In eighth place, Lionsgate Films’ Robin Hood brought in $4.70 million, a 48.9 percent fall after debuting to a soft $9.20 million over the three-day Thanksgiving weekend, giving the action update a not-so-great $21.73 million so far. With a reported budget of $100 million, the film can firmly be counted as one of the season’s most notable disappointments.
In its third weekend of release, 20th Century Fox’s Widows dropped 46.5% to $4.40 million in ninth place, giving the acclaimed heist thriller $33.06 million to date – a slightly disappointing total given its reported $42 million budget and heavyweight cast led by Oscar winner Viola Davis.
Finally, rounding out the Top 10 is Universal’s Green Book, the Mahershala Ali-Viggo Mortensen race-relations drama that earned $3.90 million in its second weekend of wide release on 1,065 screens. That’s a drop of just 29.1 percent from the previous weekend for the well-reviewed release, which has a domestic gross of $14.01 million so far and was seemingly bolstered by strong word-of-mouth.
Next weekend wasn’t originally going to include any new wide releases, but Universal has decided to re-release Steven Spielberg’s Schindler’s List in more than 1,000 locations to commemorate the film’s 25th anniversary. Focus Features will release Mary Queen of Scots to limited audiences along with the limited releases of Roadside’s Ben Is Back and Neon’s Vox Luxstarring Natalie Portman.
The top 10 films last weekend grossed $106.27 million. That is 47.9 percent below the previous weekend’s $203.84 million total. However, it is 9.9 percent above the $96.72 million earned on the same weekend last year, when Coco led for the second weekend with $27.53 million. Total box office year-to-date stands at $10.84 billion. That is 10.5 percent ahead of last year.
Nov. 30-Dec. 2, 2018
|This Week||Last Week||Movie||Weekend Gross||Cumulative Gross||Weeks|
|1||1||Ralph Breaks the Internet||$25.76M||$119.29M||2|
|2||3||Dr. Seuss’ The Grinch||$17.73M||$203.51M||4|
|4||4||Fantastic Beasts: The Crimes of Grindelwald||$11.20M||$134.34M||3|
|7||New||The Possession of Hannah Grace||$6.50M||$6.50M||1|
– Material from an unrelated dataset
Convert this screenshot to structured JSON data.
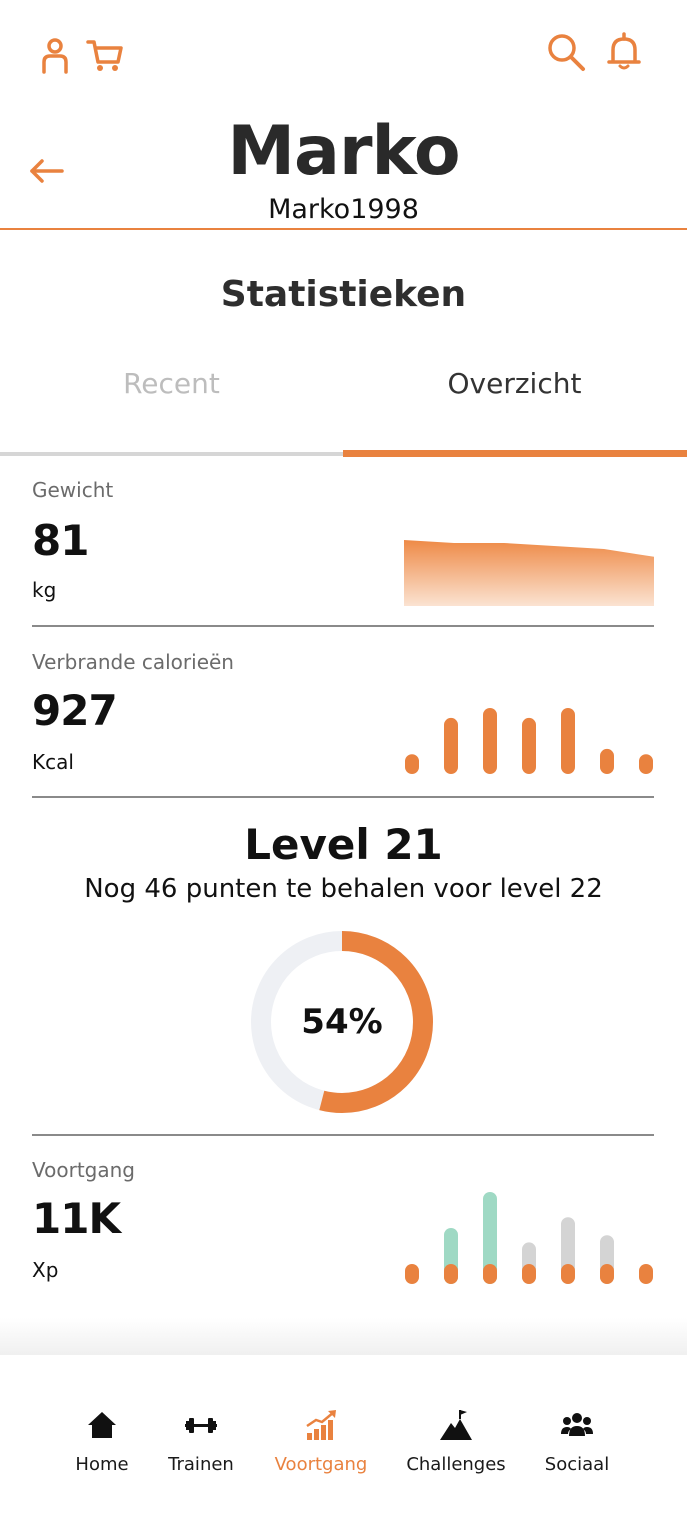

Editor-in-Chief Mark Heckathorn is a journalist, movie buff and foodie. He oversees DC on Heels editorial operations as well as strategic planning and staff development. Reach him with story ideas or suggestions at dcoheditor (at) gmail (dot) com.